Jump to content
Stu

Knur & Spell

Recommended Posts

Knur and Spell

I found this one reading up some village sports

The “Nipsy” version was what the lads used to play

It was played with a piece of wood sharpened at both ends which was placed in a slight depression in the ground then tipped and struck whilst it was rising with a club resembling a golf driver. The winner being the one who could strike it furthest.

I know it was played in Grenoside.

Was it played anywhere else in Sheffield and the surrounding villages?

From what I can gather the official Knur and Spell consisted of a short stake (tee) about 4 inches long upon a which a numbered ball was placed and then whacked with a long club like a long driver used in golf. The furthest ball being the winner

"As late as the 1970s, a sport peculiar to the north of England was still being played in the Calder Valley.

Knur and spell – more usually billets or billeting, a variation of the ancient game played locally, attracted huge support in its heyday, with hundreds of pounds changing hands.

Knur and spell is believed to have originated in medieval times and was often played on Shrove Tuesday and Good Friday. It could be even older: the name derives from the Norse for ball game – “nurspel,” indicating that it may have come over with the Vikings, although “spell” is also a North Country word for a piece of wood.

The game was at the height of its popularity in the 19th century, played mainly in South Yorkshire and Lancashire. Billets, or billeting, acquired an equally enthusiastic following in the Calder Valley area where players congregated on any large open field and competed for prizes such as copper kettles.

Interest dwindled as wages rose and working men were able to afford to indulge in sports such as golf. (What kind of working men were they?)

There are still many, however, who have fond memories of knur and spell: truly the games of the labouring classes."

Share this post


Link to post
Share on other sites

Nipsy must have been played around Woodhouse,

my mate found a couple of the nipsy's under the floorboards.

Share this post


Link to post
Share on other sites

From a Rootsweb mailing list:

Herbert Watson Crawshaw and his son Ernest ("Jim") were experts at "Knur and Spell":

Herbert Crawshaw was a great player and it is said that he could drive a

knur (potty) from Green Moor Top (Pennine) into Station Road at Deepcar.

Jim's career was lived in a different era to his father, Jim's record knock

was 262.5 yards.
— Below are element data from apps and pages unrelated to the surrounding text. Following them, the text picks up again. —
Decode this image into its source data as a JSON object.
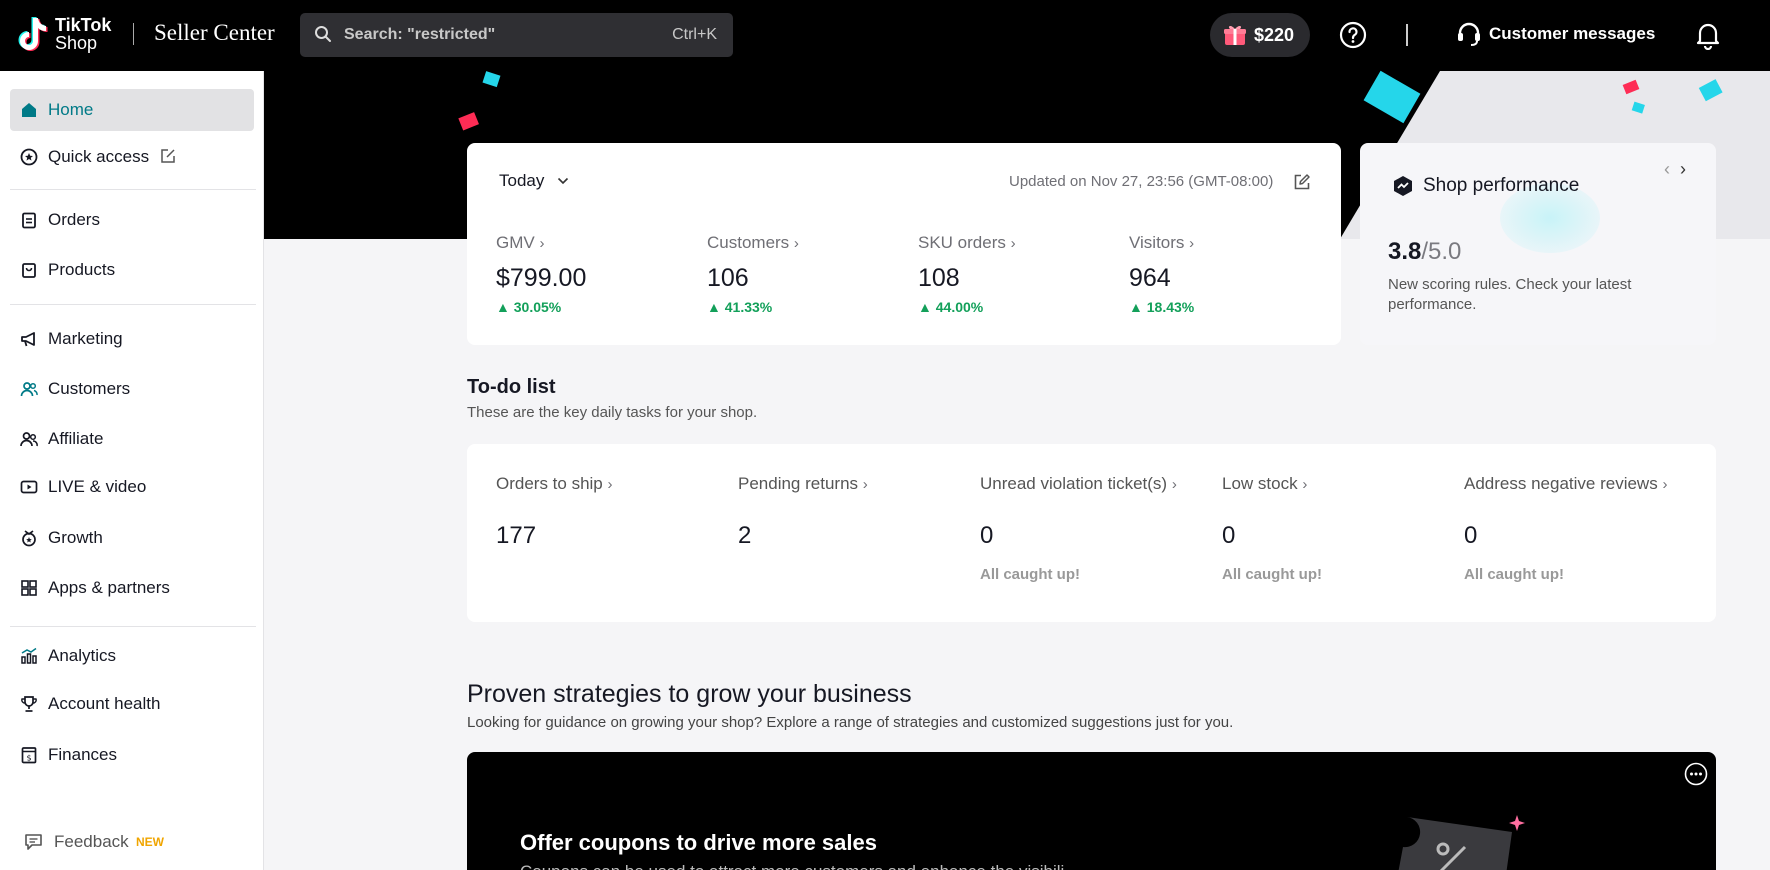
{
  "topbar": {
    "logo_brand": "TikTok",
    "logo_shop": "Shop",
    "product_name": "Seller Center",
    "search_placeholder": "Search: \"restricted\"",
    "search_shortcut": "Ctrl+K",
    "bonus_amount": "$220",
    "customer_messages_label": "Customer messages"
  },
  "sidebar": {
    "items": [
      {
        "label": "Home",
        "icon": "home-icon"
      },
      {
        "label": "Quick access",
        "icon": "star-icon"
      },
      {
        "label": "Orders",
        "icon": "clipboard-icon"
      },
      {
        "label": "Products",
        "icon": "bag-icon"
      },
      {
        "label": "Marketing",
        "icon": "megaphone-icon"
      },
      {
        "label": "Customers",
        "icon": "customers-icon"
      },
      {
        "label": "Affiliate",
        "icon": "affiliate-icon"
      },
      {
        "label": "LIVE & video",
        "icon": "video-icon"
      },
      {
        "label": "Growth",
        "icon": "growth-icon"
      },
      {
        "label": "Apps & partners",
        "icon": "apps-icon"
      },
      {
        "label": "Analytics",
        "icon": "analytics-icon"
      },
      {
        "label": "Account health",
        "icon": "trophy-icon"
      },
      {
        "label": "Finances",
        "icon": "finances-icon"
      }
    ],
    "feedback_label": "Feedback",
    "feedback_badge": "NEW"
  },
  "stats": {
    "period": "Today",
    "updated": "Updated on Nov 27, 23:56 (GMT-08:00)",
    "metrics": [
      {
        "name": "GMV",
        "value": "$799.00",
        "change": "30.05%"
      },
      {
        "name": "Customers",
        "value": "106",
        "change": "41.33%"
      },
      {
        "name": "SKU orders",
        "value": "108",
        "change": "44.00%"
      },
      {
        "name": "Visitors",
        "value": "964",
        "change": "18.43%"
      }
    ]
  },
  "performance": {
    "title": "Shop performance",
    "score": "3.8",
    "max": "/5.0",
    "description": "New scoring rules. Check your latest performance."
  },
  "todo": {
    "title": "To-do list",
    "subtitle": "These are the key daily tasks for your shop.",
    "items": [
      {
        "name": "Orders to ship",
        "value": "177",
        "note": ""
      },
      {
        "name": "Pending returns",
        "value": "2",
        "note": ""
      },
      {
        "name": "Unread violation ticket(s)",
        "value": "0",
        "note": "All caught up!"
      },
      {
        "name": "Low stock",
        "value": "0",
        "note": "All caught up!"
      },
      {
        "name": "Address negative reviews",
        "value": "0",
        "note": "All caught up!"
      }
    ]
  },
  "growth": {
    "title": "Proven strategies to grow your business",
    "subtitle": "Looking for guidance on growing your shop? Explore a range of strategies and customized suggestions just for you.",
    "coupon_title": "Offer coupons to drive more sales",
    "coupon_desc": "Coupons can be used to attract more customers and enhance the visibili"
  },
  "colors": {
    "accent": "#007a87",
    "positive": "#13a05a",
    "confetti_cyan": "#25d6ea",
    "confetti_red": "#fe2c55",
    "badge_new": "#f0a500"
  }
}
Then came the "Knur and Spell" challenge to the world from

Stocksbridge,
Yorkshire Sport
staked £200 for anyone who could beat Jim,

but there were no challengers so Jim Crawshaw became the World Champion.

Our new world champion was filmed by the Pathe Gazette at Green Moor before

a large crown on the 1st April 1929, drinks flowed freely. Yes! It was the

1st of April but Jim was no fool! [Fox Magazine 1959].

Hugh

Share this post


Link to post
Share on other sites

Apparent local Champions (dates unknown) but in the 1920s era

Joe Machin World Champion - Championships at Queen's Ground Barnsley

Henry Mollart Grenoside

Jimmy Deardon

Share this post


Link to post
Share on other sites

I was always under the impression that this game was usually a village pastime and not generally played in towns, I may be wrong and perhaps someone may put me right on this.

Share this post


Link to post
Share on other sites
On 01/08/2019 at 06:41, tozzin said:

I was always under the impression that this game was usually a village pastime and not generally played in towns, I may be wrong and perhaps someone may put me right on this.

I think you're correct, Tozzin.  There was a Knur and Spell Handicap organised by Mr J. Bonsell in June 1890 at the Belle Vue Hotel in Cricket Road. Even in rural Grensoside in 1912 neighbours objected to knur and spell taking place in a field next to the Angel Inn due to damage and bad language.  In 1935 it was still played regularly on Saturday afternoons between Stocksbridge and Deepcar.  Around Sheffield it was also known as "Peggy".

Share this post


Link to post
Share on other sites

Create an account or sign in to comment

You need to be a member in order to leave a comment

Create an account

Sign up for a new account in our community. It's easy!

Register a new account

Sign in

Already have an account? Sign in here.

Sign In Now

×